So there it was, after all these months, the complete WFO sitting right in front if me, almost too much to behold.
This was a BIG BIKE!
As I previously stated, I barely had enough time to finish the bike before the pre-beer, post-work Saturday ride. There was no time for things like “checking air pressures” or “adjusting the handlebars” or any of that tomfoolery. There was only enough time for the cursory “did I tighten all the important bolts?” check before we launched up to ride Perry Hill.
There was also no weighing or measuring anything, so you can effectively call this a blind review. I like to think that I’ve ridden enough Niners over the years to know what Chris and Steve have up their sleeves.
We stayed on the low (yellow) trails, as the higher up ones at this time are practically unrideable due to the excessive rain we have had. Just when you think it will let up, two dry days turns into a 6 hour, 2″ deluge. Stupid weather….
Anyhoo, I made the first big climb from the tunnel with relative ease, despite feeling a bit boingy in spots where I had to give the pedals a little more oomff. I am a new user to the Fox DHX Air, so I had no idea where to run the settings. I did keep the damper at the highest setting- there are only 2 settings on this shock. At the top of the first climb, I decided to add a bit of air, going from the 140 that was in the can to 185 psi, and this made a world of difference in the boingy department. The bike became downright snappy!
Once we reached level ground, the bike was very flickable. My barometer for seeing how fast I’m going has been completely shot over the last few months. Lately, I’ve been riding with folks that are either way faster than me, or (sorry -no offense) a lot slower. Since the crap weather has limited my terrain options lately, I have developed a new local loop that has a bit of everything in it. I have been spending a lot of time on this loop with the Rocky Mountain Altitude 29er, so I thought it would be a good comparison on my new test track.
My first experience was disorientation on this bike. Strange but completely true. I was ahead of where I thought I should be at any given time. On the climb, or on the flats, the places where I normally zone out simply vanished. Was I riding them that much faster? I must have been, because I was always surprised when I came across a mental trail marker.
“Holy crap! I’m here already.”

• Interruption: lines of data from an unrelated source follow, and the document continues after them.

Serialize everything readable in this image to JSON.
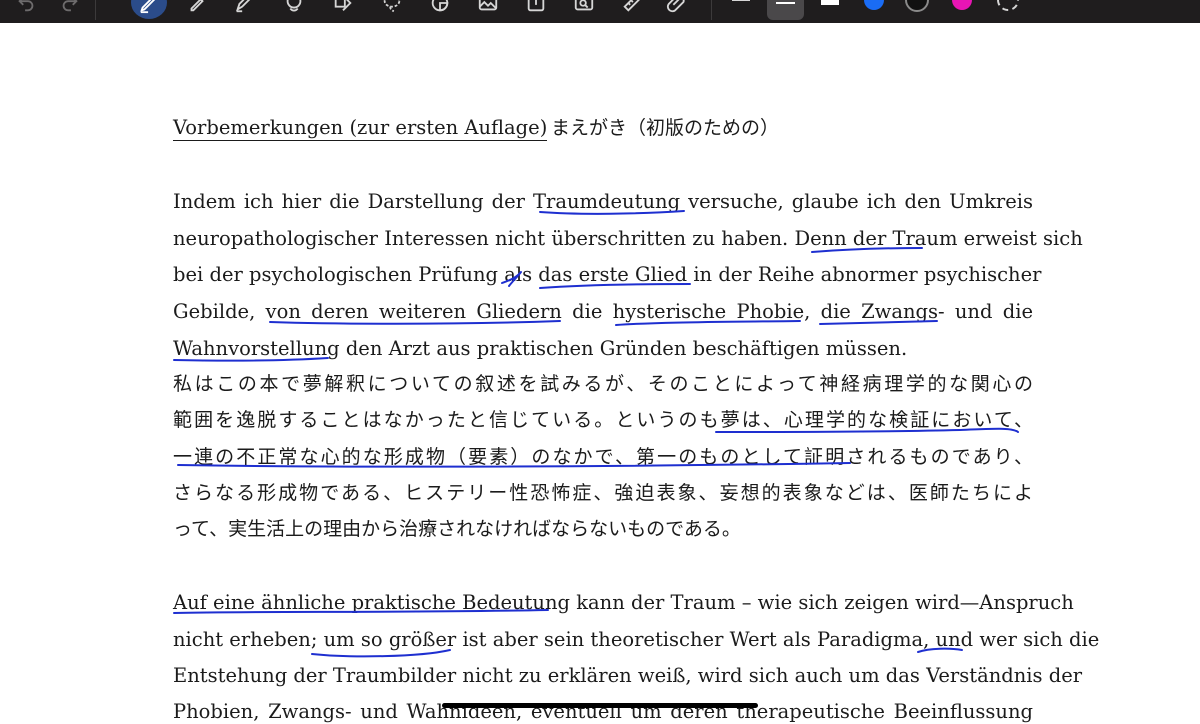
{
  "toolbar": {
    "tools": [
      "undo-icon",
      "redo-icon",
      "pen-icon",
      "highlighter-icon",
      "marker-icon",
      "lasso-fill-icon",
      "shape-icon",
      "lasso-select-icon",
      "sticker-icon",
      "image-icon",
      "export-icon",
      "image-search-icon",
      "ruler-icon",
      "attachment-icon"
    ],
    "colors": {
      "blue": "#1a6cf5",
      "black": "#111111",
      "magenta": "#e815b4",
      "active_pen": "#2b4c8a"
    }
  },
  "document": {
    "heading_de": "Vorbemerkungen (zur ersten Auflage)",
    "heading_ja": "まえがき（初版のための）",
    "p1": [
      "Indem ich hier die Darstellung der Traumdeutung versuche, glaube ich den Umkreis",
      "neuropathologischer Interessen nicht überschritten zu haben. Denn der Traum erweist sich",
      "bei der psychologischen Prüfung als das erste Glied in der Reihe abnormer psychischer",
      "Gebilde, von deren weiteren Gliedern die hysterische Phobie, die Zwangs- und die",
      "Wahnvorstellung den Arzt aus praktischen Gründen beschäftigen müssen."
    ],
    "p1_ja": [
      "私はこの本で夢解釈についての叙述を試みるが、そのことによって神経病理学的な関心の",
      "範囲を逸脱することはなかったと信じている。というのも夢は、心理学的な検証において、",
      "一連の不正常な心的な形成物（要素）のなかで、第一のものとして証明されるものであり、",
      "さらなる形成物である、ヒステリー性恐怖症、強迫表象、妄想的表象などは、医師たちによ",
      "って、実生活上の理由から治療されなければならないものである。"
    ],
    "p2": [
      "Auf eine ähnliche praktische Bedeutung kann der Traum – wie sich zeigen wird—Anspruch",
      "nicht erheben; um so größer ist aber sein theoretischer Wert als Paradigma, und wer sich die",
      "Entstehung der Traumbilder nicht zu erklären weiß, wird sich auch um das Verständnis der",
      "Phobien, Zwangs- und Wahnideen, eventuell um deren therapeutische Beeinflussung"
    ]
  }
}
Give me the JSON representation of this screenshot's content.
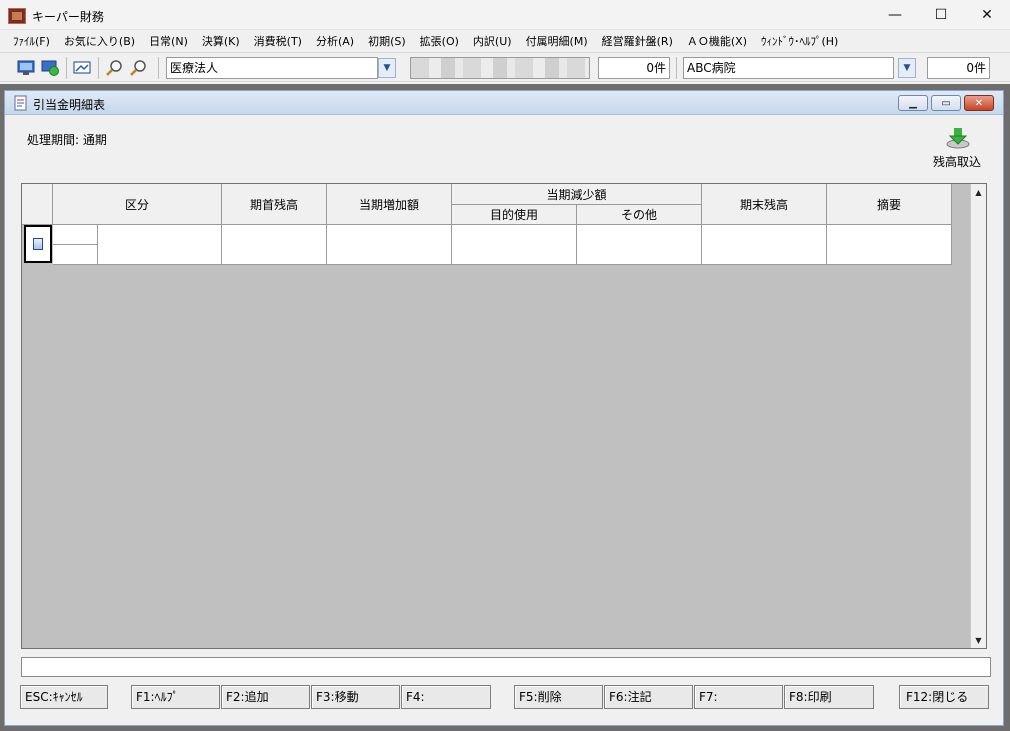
{
  "window": {
    "title": "キーパー財務",
    "controls": {
      "minimize": "—",
      "maximize": "☐",
      "close": "✕"
    }
  },
  "menu": [
    "ﾌｧｲﾙ(F)",
    "お気に入り(B)",
    "日常(N)",
    "決算(K)",
    "消費税(T)",
    "分析(A)",
    "初期(S)",
    "拡張(O)",
    "内訳(U)",
    "付属明細(M)",
    "経営羅針盤(R)",
    "ＡＯ機能(X)",
    "ｳｨﾝﾄﾞｳ･ﾍﾙﾌﾟ(H)"
  ],
  "toolbar": {
    "entity_type": "医療法人",
    "count1": "0件",
    "hospital": "ABC病院",
    "count2": "0件"
  },
  "subwindow": {
    "title": "引当金明細表",
    "period": "処理期間: 通期",
    "import_label": "残高取込"
  },
  "table": {
    "headers": {
      "category": "区分",
      "opening_balance": "期首残高",
      "increase": "当期増加額",
      "decrease_group": "当期減少額",
      "decrease_purpose": "目的使用",
      "decrease_other": "その他",
      "closing_balance": "期末残高",
      "remarks": "摘要"
    }
  },
  "fkeys": {
    "esc": "ESC:ｷｬﾝｾﾙ",
    "f1": "F1:ﾍﾙﾌﾟ",
    "f2": "F2:追加",
    "f3": "F3:移動",
    "f4": "F4:",
    "f5": "F5:削除",
    "f6": "F6:注記",
    "f7": "F7:",
    "f8": "F8:印刷",
    "f12": "F12:閉じる"
  }
}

This bike pedals uphill much better than I expected a 5.5″ travel bike with a 140mm fork, especially with the insufficient air pressure in the rear shock. I would say it was at least as good as the RIP9, maybe even almost as good as the Jet9. Very surprising. Once I adjusted the pressure in the DHX, it was very clear to me that this bike has some skills that I can’t wait to find the limits on.
Well, this seems like kind of a weird thing to judge a bike on, but sometimes you aren’t going up or down, and the flats can be where you win or loose a race. This is where I like to judge pedaling characteristics and geometry.

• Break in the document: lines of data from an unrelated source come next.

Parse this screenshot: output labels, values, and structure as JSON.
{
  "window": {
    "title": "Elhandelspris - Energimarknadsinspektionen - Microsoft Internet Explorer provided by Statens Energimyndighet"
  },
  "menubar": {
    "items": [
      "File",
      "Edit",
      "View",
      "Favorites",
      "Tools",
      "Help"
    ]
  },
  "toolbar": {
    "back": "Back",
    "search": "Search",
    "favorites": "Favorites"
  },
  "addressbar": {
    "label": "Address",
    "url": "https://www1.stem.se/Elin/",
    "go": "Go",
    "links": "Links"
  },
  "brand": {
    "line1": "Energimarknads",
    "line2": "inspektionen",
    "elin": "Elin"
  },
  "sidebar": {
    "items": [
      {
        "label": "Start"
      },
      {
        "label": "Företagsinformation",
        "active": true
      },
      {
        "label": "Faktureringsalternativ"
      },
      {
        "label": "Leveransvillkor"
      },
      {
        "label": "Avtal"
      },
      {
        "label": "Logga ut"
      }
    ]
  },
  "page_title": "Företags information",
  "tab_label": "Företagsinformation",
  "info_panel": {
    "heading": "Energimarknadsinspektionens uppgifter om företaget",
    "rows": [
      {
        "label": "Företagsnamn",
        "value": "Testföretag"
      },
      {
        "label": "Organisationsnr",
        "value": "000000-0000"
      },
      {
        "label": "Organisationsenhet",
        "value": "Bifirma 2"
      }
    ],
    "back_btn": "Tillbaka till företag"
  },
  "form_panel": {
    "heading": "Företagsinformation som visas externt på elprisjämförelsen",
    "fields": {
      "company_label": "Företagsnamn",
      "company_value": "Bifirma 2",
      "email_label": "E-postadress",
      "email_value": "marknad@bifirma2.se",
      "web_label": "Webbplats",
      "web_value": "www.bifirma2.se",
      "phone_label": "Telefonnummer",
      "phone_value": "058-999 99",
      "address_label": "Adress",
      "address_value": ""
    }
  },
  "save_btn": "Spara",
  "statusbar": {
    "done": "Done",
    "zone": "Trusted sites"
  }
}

There is no doubt that this bike likes to go, and much like the Jet, you need to think further down the trail than you do with the RIP. You run out of room quickly, and if you are not thinking ahead, you can get closed out. Yes, I hit a tree in the first 20 minutes of the first ride OK?
OK, obviously this bike descends like you would not believe. Any pitch, any speed, the bike rolls and begs for more. It’s been a really long time since I’ve ridden a bike like this. It also really likes to catch air. There are a couple of spots on the trail where one can pop off, and pop off you can. Dr Jones, who was behind me at one point, remarked a rather incredible hang time at our joke jump. We normally get about 3″ of effortless air, but pretend like we are getting much more, but apparently I made about 3 feet with little effort.

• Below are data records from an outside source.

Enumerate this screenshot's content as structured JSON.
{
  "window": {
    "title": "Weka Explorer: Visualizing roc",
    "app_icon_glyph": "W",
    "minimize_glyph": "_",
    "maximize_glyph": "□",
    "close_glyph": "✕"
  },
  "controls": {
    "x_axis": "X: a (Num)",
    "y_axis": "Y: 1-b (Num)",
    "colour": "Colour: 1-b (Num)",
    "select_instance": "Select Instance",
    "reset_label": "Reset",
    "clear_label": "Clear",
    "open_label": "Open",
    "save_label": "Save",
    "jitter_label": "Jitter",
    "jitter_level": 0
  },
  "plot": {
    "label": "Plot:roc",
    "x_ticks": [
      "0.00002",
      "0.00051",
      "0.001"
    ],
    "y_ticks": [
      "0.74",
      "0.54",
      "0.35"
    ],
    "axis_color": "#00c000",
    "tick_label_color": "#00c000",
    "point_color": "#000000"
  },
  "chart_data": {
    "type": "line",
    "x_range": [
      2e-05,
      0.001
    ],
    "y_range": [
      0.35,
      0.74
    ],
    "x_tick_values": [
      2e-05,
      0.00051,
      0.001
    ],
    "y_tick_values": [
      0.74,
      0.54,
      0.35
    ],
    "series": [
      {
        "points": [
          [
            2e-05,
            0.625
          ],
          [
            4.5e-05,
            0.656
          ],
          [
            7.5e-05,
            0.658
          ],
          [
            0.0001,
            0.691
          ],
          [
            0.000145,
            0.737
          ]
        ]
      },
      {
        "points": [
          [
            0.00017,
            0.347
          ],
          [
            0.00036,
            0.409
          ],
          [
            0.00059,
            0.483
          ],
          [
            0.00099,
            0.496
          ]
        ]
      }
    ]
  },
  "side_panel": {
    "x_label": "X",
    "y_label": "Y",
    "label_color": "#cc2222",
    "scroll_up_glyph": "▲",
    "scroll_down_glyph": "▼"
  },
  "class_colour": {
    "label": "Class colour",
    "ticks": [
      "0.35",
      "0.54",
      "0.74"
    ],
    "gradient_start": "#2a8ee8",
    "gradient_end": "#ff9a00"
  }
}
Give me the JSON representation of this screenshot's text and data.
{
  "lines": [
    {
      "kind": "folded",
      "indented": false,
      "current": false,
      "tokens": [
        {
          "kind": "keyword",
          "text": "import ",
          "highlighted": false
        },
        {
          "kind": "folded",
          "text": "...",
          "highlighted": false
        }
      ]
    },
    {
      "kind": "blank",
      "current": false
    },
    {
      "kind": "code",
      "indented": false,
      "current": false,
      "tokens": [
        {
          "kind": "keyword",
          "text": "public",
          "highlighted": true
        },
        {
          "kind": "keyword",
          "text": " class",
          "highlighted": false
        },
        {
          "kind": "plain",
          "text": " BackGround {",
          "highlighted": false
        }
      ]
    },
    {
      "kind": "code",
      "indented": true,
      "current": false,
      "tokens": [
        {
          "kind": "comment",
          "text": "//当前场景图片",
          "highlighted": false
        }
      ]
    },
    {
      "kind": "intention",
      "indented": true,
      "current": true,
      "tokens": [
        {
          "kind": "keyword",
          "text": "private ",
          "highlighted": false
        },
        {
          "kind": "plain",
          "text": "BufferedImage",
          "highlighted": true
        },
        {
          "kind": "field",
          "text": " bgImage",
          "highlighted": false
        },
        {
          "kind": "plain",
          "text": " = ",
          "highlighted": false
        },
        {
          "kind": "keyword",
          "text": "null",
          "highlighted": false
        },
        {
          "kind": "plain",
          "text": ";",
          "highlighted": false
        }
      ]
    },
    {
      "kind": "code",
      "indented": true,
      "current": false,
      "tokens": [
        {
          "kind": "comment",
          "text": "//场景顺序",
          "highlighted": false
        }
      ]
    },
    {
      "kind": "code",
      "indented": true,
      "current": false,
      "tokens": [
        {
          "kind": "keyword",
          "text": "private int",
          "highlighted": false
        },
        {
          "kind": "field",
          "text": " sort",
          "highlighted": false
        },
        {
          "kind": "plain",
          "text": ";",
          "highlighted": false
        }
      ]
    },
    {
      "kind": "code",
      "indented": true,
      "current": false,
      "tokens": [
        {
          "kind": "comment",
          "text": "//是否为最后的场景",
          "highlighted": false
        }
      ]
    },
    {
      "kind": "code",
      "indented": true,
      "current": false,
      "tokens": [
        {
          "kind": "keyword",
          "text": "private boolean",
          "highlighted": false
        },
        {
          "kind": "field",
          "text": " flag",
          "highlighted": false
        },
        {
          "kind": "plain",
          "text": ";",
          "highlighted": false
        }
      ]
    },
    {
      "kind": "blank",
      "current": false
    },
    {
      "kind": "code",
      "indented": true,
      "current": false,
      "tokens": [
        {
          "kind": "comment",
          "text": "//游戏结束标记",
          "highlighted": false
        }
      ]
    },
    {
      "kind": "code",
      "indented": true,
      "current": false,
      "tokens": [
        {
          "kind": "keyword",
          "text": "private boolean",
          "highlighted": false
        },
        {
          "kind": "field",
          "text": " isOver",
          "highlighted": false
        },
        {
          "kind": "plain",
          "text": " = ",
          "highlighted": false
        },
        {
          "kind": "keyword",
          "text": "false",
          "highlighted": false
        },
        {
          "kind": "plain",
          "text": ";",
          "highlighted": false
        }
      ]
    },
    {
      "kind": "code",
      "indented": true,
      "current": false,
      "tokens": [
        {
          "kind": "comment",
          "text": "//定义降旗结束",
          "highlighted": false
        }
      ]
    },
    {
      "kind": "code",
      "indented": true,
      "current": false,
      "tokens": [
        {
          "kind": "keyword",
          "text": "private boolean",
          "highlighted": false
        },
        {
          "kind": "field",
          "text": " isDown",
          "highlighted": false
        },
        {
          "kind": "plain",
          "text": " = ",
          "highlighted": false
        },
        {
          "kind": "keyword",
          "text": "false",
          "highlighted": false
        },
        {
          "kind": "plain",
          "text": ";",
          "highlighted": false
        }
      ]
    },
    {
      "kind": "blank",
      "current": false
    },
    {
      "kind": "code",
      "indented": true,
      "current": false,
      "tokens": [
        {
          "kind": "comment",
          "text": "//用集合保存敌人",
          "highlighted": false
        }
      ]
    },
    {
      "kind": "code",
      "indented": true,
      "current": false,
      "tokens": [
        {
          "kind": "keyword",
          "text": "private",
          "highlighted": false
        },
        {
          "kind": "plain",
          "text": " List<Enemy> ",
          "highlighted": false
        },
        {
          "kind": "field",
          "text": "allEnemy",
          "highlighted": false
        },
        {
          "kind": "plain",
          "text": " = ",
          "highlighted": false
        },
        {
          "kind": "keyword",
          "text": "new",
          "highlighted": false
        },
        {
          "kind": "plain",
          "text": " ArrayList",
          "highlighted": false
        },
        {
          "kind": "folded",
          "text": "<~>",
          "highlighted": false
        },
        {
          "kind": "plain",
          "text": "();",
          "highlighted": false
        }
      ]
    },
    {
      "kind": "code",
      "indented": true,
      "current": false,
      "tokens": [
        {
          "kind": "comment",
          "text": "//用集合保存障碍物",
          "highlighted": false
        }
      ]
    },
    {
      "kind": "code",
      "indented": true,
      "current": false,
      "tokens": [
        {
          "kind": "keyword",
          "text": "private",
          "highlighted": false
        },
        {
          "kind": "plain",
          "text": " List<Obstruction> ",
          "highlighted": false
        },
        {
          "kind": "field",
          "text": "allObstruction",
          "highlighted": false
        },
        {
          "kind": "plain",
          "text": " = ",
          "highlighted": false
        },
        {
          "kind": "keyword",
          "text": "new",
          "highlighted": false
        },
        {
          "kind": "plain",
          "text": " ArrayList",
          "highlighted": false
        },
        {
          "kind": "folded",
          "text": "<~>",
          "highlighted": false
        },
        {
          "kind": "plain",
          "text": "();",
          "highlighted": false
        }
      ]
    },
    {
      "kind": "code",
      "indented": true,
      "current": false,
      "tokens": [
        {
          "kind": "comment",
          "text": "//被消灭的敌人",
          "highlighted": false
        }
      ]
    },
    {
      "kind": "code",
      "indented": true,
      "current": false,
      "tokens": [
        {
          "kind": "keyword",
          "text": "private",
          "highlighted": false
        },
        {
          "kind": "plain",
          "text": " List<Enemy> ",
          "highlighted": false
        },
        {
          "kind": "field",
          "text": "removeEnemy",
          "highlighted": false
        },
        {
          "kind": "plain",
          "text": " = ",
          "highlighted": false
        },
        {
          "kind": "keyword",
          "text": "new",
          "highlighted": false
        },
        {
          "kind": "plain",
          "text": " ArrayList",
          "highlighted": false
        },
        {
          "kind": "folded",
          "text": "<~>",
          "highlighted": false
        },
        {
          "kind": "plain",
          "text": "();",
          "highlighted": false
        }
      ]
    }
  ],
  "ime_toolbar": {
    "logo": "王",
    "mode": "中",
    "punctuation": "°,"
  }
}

I bet I had that rear shock set up just about right, and the new Fox Boost Valve was doing it’s thing. I will be spending some time dialing in this DHX, me likey!
Yeah. Awesome. The Marzocchi is a fantastic fork. I have no idea how to set it up, but I muddled through and found a setting I liked. I found it to be stiff and at my whim, which is important to me. Dedicated review coming soon…
The back of the bike felt very stiff as well, I’m not sure if its because of the I9 wheels, or the Maxle rear end, but I couldn’t help but think that this is what is must be like to be 160 lbs and have a long travel bike, that does exactly what you want, when you want with no backtalk.
Are you ready? Large frame, 135mm Maxle rear, DHX rear shock, I9s on Flow rims, Nevegal tires, Noir 22-36t cranks with 11-34t cassette, Elixir CR brakes, Marzoccchi tapered fork, Thomson stem, Easton Monkeylight bar, Ergon GE1 grips, Crank Bros Joplin post, WTB Devo saddle, X9 shifters, XT direct mount front, XO rear derailleur, and Crank Bros Acid Ti pedals.
Here’s where it gets interesting:
HA: 63° – measured with my iphone
Wheelbase: a shocking 45.5″!!!!!
BB height: 13.5″
I’m going to stop now, and will be back with another ride report shortly…
I suspect that all the 29er haters will have one less platform to spew their venom from. This represents an envelope that has yet to be pushed in the 29er world.
Big Bike. Big Fun.